George Orwell, 1984

Daily Clips: April 6, 2017

Andrew Sullivan talks about his expectations for the next few years: Sullivan is a bright light in the conservative movement (which means he’s essentially a modern day Democrat). His viewpoints on Trump’s follies so far are enlightening and humbling. He has a terrible segment on LGBT and Black Lives Matter…you’ve been warned.

Mark Meadows wants the AHCA to take even more from the poor: Trickle Downer of the week.

Jeff Bezos Says he is selling $1 billion a year in Amazon stock to finance race to space: Sure would be useful if Washington had a capital gains tax.

If California adopts universal health care, it will be a model for the whole country: 

California may be the state to show the way forward. In February, Senate Bill 562 was introduced to create a single-payer health-care system that would cover all 38 million Californians. The program would eliminate copays and insurance deductibles, and “inpatient, outpatient, emergency care, dental, vision, mental health and nursing home care” would be covered. The funding specifics have not yet been provided, but this is still a significant step forward in the fight for universal health coverage.

Nordstrom brothers’ compensation doubled last year as retailer struggled: Not an Onion headline.

Daily Clips: April 5, 2017

NRA buys ads for Gorsuch:

ObamaCare has majority support for first time: The American people are so capricious.

Critics slam Ivanka Trump’s ‘hypocritical’ tweet about Equal Pay Day: People Magazine is starting to publish stories like this. It’s depressing that they are sometimes more forceful than CNN.

Private sector adds 263,000 jobs in March

In Bellevue, worries that homeless shelter would bring crime, Seattle ‘scourge’: Pathetic.

Tweet of the day:

Daily Clips: April 4, 2017

 

DMNiGaW

 

America’s opioid problem according to David Brooks:

An anti-opioid effort won’t be effective unless it’s part of a broader effort at social and economic reweaving, a set of efforts to either help people move out of rural, blighted communities or to find jobs and social networks while there.

Or…you know…We could severely limit the amount of opioids that can be prescribed?

Jared Kushner has a full plate:

Offhand, I am not aware of any White House staff member in recent history who has had such an important and diverse array of responsibilities. One would have to go back to Harry Hopkins, one of Franklin D. Roosevelt’s closest advisers, to find someone similar. But although Hopkins worked on both domestic and foreign policy, he didn’t work on them simultaneously, as Mr. Kushner appears to be doing.

Governors from 4 marijuana states ask feds to leave them alone: Good on ’em.

No raise? It’s not you, it’s the company:

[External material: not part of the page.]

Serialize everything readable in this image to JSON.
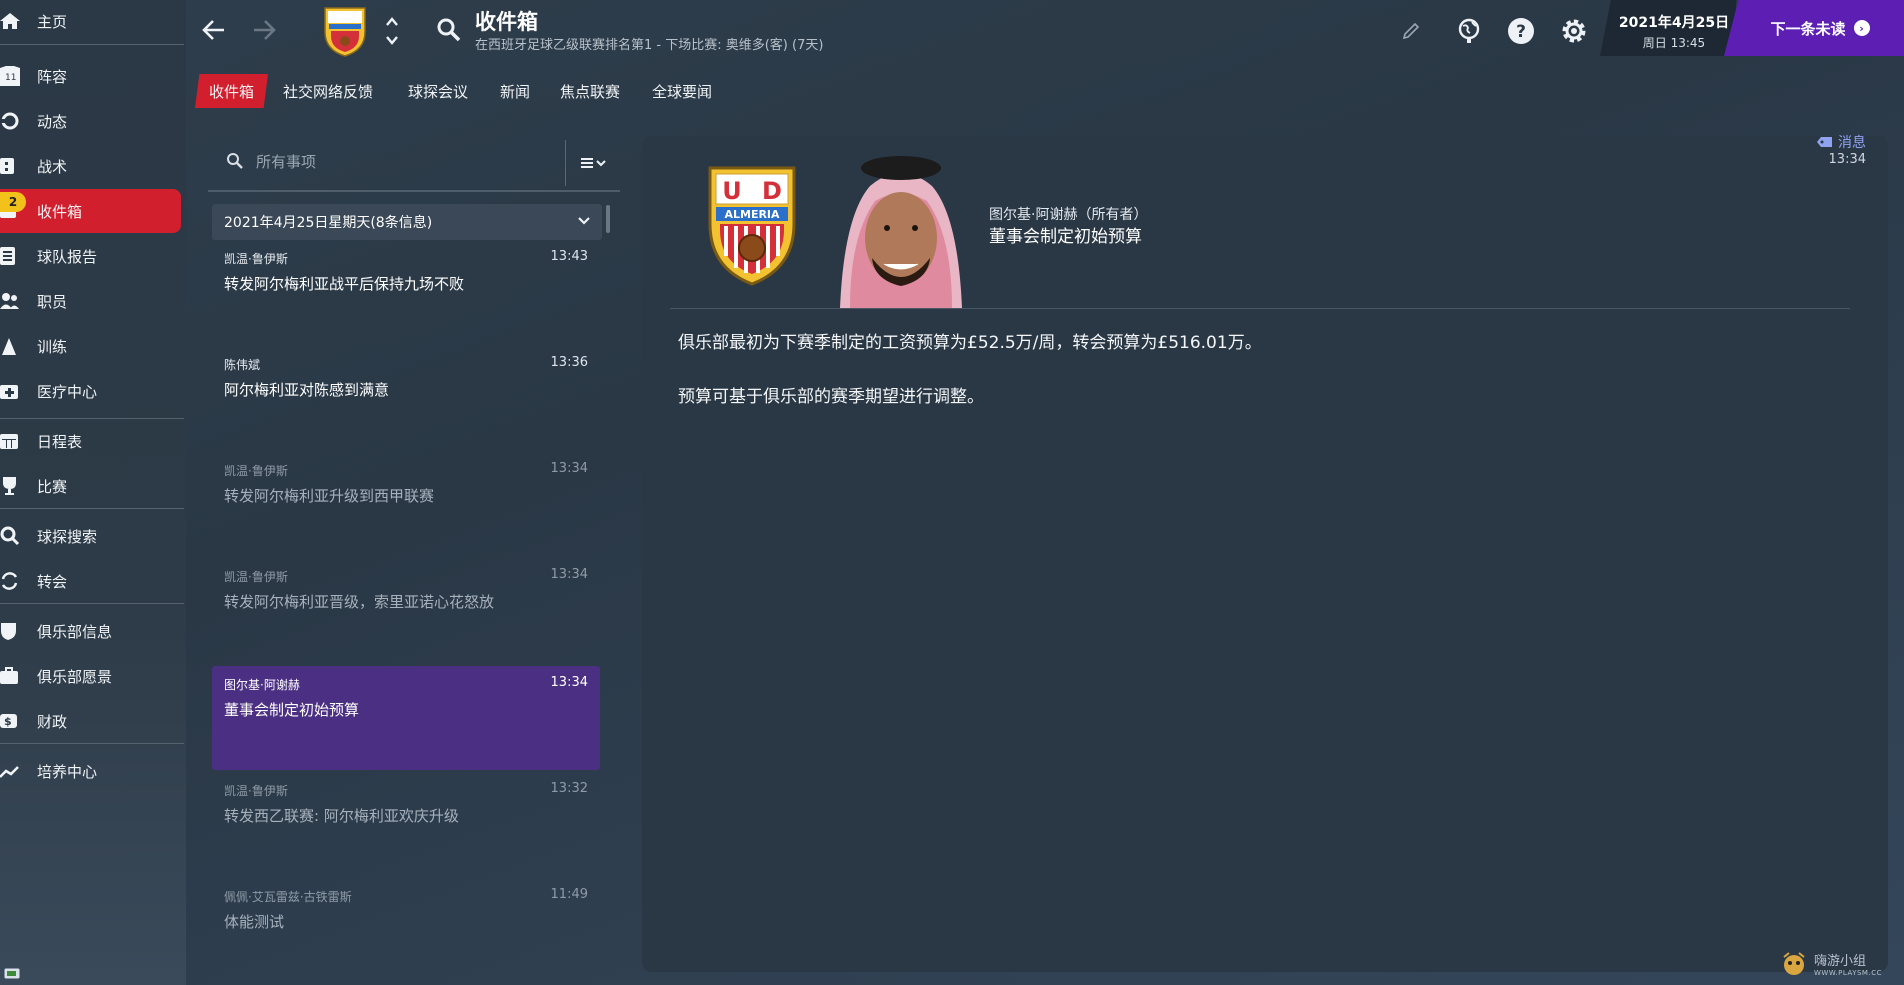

The kind of company you work for makes a big difference to your chances of getting raises, new research has found. This adds to growing evidence that what goes on inside firms matters beyond their walls. Researchers have shown that company-level differences have become large enough to influence national productivity growth and overall wage inequality. The new study suggests they affect income mobility, too.

Tweet of the day: